The provision of human rights is critical to maintaining peace and harmony within societies, countries, regions and all over the world. It is a broad term and not limited to popular issues like minority rights, equality and justice. In most cases, many people are unaware of their constitutional, political and consumer rights due to a lack of awareness in the developing countries. It is quite common to overlook this fact when it comes to educating people about their rights due to either a lack of will or insufficient resources. If we deeply analyze the root-causes of any single social issue, we will find out that it stems from the systematic errors that need to fixed by either introducing structural reforms or by coming up with a complete overhaul to make the system work efficiently.
Four years back in Pakistan, I switched my profession from mainstream journalism to social sector because I wanted to contribute something more substantial to the society than just reporting and highlighting problems. At that time, I had realized that coming up with solutions to problems and helping people in general and public officials in particular is more important than raising problems. The political structures in Pakistan require substantial reforms to improve the performance of governance institutions that decide the fate of people, sometimes without considering ground realities. Before coming to the U.S., I was associated with a nonprofit – Free and Fair Election Network (FAFEN) – that can be attributed for advancing the impending agenda of constitutional and legal reforms in Pakistan by empowering citizen groups, building civil society networks and assisting political parties. From my academic knowledge, I always knew that a fair and just system is a must to make things better, and this is how the West and the U.S. achieved success.

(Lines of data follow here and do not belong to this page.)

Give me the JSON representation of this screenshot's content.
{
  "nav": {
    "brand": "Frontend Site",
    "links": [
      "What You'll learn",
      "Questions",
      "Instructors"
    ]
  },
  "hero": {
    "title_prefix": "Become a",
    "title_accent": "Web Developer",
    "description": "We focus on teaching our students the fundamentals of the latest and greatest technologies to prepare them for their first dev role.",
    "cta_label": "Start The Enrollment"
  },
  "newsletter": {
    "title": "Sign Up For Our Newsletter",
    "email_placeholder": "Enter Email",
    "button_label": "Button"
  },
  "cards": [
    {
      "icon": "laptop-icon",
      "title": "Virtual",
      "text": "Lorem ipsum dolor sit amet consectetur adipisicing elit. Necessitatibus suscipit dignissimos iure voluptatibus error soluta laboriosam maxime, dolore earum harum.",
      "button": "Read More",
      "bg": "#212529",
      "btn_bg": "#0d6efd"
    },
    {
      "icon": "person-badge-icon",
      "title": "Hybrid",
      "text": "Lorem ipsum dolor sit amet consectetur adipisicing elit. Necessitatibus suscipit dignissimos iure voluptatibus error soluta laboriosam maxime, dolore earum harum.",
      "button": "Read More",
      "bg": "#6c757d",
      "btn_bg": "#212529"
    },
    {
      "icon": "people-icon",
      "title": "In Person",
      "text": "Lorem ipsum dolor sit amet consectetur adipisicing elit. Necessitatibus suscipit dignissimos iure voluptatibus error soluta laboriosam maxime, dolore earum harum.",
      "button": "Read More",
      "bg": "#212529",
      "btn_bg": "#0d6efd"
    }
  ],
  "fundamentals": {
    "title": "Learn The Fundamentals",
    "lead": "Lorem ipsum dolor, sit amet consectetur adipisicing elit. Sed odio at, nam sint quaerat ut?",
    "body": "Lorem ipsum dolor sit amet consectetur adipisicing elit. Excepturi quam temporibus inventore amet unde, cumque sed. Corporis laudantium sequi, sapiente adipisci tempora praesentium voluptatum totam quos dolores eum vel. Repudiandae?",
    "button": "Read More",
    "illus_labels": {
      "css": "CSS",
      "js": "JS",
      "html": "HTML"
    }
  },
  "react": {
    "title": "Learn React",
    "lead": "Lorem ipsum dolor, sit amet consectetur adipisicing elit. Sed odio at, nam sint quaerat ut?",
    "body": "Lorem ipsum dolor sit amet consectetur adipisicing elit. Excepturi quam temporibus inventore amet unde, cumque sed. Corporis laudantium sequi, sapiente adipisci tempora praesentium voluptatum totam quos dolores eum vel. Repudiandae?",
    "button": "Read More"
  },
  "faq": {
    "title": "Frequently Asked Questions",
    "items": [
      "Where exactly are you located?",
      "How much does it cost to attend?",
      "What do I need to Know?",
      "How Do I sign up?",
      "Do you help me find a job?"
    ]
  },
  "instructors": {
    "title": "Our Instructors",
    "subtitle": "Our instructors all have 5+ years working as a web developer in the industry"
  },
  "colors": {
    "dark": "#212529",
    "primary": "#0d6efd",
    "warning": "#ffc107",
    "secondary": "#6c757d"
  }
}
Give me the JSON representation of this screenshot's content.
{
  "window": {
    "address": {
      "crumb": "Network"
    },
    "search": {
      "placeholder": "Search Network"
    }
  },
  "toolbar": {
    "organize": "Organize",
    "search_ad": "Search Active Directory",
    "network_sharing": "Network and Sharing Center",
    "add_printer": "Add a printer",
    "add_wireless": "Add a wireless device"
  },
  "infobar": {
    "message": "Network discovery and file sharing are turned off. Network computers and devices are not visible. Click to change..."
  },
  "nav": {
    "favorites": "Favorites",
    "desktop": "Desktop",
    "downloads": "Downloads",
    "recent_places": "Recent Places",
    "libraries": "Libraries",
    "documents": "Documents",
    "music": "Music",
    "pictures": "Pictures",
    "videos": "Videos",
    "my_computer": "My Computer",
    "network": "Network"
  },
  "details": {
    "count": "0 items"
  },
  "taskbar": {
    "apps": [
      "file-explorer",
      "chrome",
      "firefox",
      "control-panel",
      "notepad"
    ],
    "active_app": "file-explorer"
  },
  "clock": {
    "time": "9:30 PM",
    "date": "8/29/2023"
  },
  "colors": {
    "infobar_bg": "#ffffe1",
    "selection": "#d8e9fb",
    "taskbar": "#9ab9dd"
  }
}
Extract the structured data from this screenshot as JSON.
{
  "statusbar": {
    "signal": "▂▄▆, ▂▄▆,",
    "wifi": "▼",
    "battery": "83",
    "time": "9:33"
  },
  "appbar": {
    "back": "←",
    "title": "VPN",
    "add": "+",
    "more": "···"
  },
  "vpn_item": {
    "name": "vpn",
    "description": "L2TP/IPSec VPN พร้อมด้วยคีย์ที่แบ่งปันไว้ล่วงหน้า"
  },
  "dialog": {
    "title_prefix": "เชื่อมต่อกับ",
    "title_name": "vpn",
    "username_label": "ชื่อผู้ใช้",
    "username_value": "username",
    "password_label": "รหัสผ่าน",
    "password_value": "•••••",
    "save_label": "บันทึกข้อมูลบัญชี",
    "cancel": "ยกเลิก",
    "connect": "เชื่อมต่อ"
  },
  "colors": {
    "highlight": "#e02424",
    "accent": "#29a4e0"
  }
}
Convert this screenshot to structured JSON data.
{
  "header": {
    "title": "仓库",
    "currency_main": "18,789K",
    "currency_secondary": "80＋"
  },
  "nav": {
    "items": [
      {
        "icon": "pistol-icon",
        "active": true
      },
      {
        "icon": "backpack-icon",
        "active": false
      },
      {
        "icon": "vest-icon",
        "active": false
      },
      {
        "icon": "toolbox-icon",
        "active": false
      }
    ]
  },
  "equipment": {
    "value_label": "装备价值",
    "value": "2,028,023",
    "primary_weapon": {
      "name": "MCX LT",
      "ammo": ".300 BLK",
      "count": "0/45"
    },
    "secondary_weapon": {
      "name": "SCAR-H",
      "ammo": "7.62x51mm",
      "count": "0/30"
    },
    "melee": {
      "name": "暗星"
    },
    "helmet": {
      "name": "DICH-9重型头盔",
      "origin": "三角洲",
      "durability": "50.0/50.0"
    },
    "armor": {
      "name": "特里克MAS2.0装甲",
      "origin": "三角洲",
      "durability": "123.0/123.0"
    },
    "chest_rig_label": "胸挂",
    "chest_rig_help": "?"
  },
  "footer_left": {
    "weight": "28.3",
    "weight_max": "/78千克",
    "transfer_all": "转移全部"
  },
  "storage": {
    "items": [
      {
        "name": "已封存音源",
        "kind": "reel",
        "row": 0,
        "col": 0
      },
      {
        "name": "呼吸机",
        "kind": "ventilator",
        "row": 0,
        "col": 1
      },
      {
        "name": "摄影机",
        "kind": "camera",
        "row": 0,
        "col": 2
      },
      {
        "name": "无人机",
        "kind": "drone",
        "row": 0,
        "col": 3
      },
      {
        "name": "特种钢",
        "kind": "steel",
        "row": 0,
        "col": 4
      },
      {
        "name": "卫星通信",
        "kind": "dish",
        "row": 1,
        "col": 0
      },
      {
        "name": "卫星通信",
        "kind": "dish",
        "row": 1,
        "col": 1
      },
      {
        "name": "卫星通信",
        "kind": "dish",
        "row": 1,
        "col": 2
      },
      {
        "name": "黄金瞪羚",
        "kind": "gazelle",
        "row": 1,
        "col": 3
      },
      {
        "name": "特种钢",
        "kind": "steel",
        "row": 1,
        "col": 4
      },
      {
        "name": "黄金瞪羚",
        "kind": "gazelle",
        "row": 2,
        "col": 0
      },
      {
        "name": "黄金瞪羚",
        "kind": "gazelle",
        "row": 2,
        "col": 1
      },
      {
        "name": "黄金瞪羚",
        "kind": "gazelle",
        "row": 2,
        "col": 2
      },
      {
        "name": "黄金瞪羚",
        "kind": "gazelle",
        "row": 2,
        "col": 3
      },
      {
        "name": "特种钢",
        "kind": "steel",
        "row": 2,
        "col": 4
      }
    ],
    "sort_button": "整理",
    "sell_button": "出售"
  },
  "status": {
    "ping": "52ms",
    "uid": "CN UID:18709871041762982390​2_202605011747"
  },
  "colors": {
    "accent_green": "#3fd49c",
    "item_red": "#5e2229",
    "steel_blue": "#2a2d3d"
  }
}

Once Mark Twain said “actions speak louder than words, but not nearly as often.” It is one of the mottos of my life, the other being “honesty is the best policy.” Choosing to come to the U.S. for a yearlong professional exchange program – Atlas Corps – was not an easy decision when it comes to leaving your career and family. I was making a difference in Pakistan each day by identifying systematic problems in the governance and election systems and putting forth viable solutions to improve the efficiency of the system. However, I wanted to see how the American system works and why it is more efficient than developing countries. Living in a free society and transparent system not only gave me a firsthand experience of witnessing the benefits of an efficient system but also think about ways to replicate it back home. Since I served at Meridian International Center, one of the leading nonprofits based in Washington, DC, Meridian is a non-profit that promotes international understanding through the exchange of people, ideas, and the arts.
Meridian offers a wide array of outreach, exchange, and arts programs. Meridian promotes dialogue among people of all ages about global issues, connect professionals from different countries and enrich the cultural perspectives of audiences across the United States and abroad. Serving at Meridian not only increased my understanding and importance about international exchange programs but I also learnt about the U.S. political system as an international professional, a beneficiary of exchange programs. Some of the new areas that I worked on included leadership development, entrepreneurship, communications, social media, and marketing and branding.
Though Islamabad is the Capital City of Pakistan but we don’t get enough chances to meet people from other nationalities to exchange ideas about social issues. In DC, I had the opportunity to meet American people, and fellow fellows and nonprofit professionals from Africa, Middle East, Europe, South America, Southeast Asia and other South Asian countries like India, Afghanistan, Bangladesh and Nepal. This networking opportunities helped me understand ground realities to know how other countries are tackling social and political challenges, and how Pakistan can benefit from their experiences and solutions. Being part of a global network of 500 Atlas Corps professionals from 75 countries is also a big achievement as it is a way to connect civil society organizations and professionals, and empower citizen networks to work collectively for contributing to international development.
Looking back at the last year, I feel glad that I made the right decision to come to the U.S. where apart from professional experience I took a deeper insight into my personal life and career goals. Living abroad in a different society with people from diverse ethnicities, regions and religions made me more aware of myself and other people’s perspective about Pakistan and its people. Usually people are faced with mid-age crisis around 30s, and they are unsure of their future and sometimes change their profession to be certain about themselves. I also passed through this phase some time back but now I have realized that I am on the right path as I am very passionate about improving the state of human rights in Pakistan, and I really enjoy doing advocacy-based projects that aim to improve the state of rights. Through this fellowship, my areas of interest have expanded and I feel the need to work on promotion of laws pertaining to countering violent extremism, gender-based violence and promoting peace and harmony in Pakistan.
Two months back, I got a job offer from my previous employer – Free and Fair Election Network (FAFEN), a network of 42 civil society organizations that works to promote reforms in election system and governance structures in Pakistan. I accepted it as I was offered a better position to lead an advocacy-based project which aims to promote voter registration and political rights of women from religious minorities in Pakistan to increase their participation in the electoral process. I also attribute this better employment position to this international experience as it can be seen through my employer’s intention of capitalizing on my professional growth in DC, in terms of fundraising and improving communication channels for greater and effective public outreach.
My country really needs people who can give and implement sustainable and long-term solutions to fix loopholes in the system so that it can become more inclusive, transparent and just. Since brain drain is not the purpose of this fellowship program so I am very excited about going back to Pakistan to share my experiences with my family, friends and colleagues to give them a new perspective about the American people and society. I also used this experience to share ground realities about Pakistan with other people, and remove common misconceptions portrayed by the media. I feel more connected with myself and people around the world because of this professional and cultural exchange, and a much confident person and professional having acquired a different skillset that is going to give me an added advantage in my career.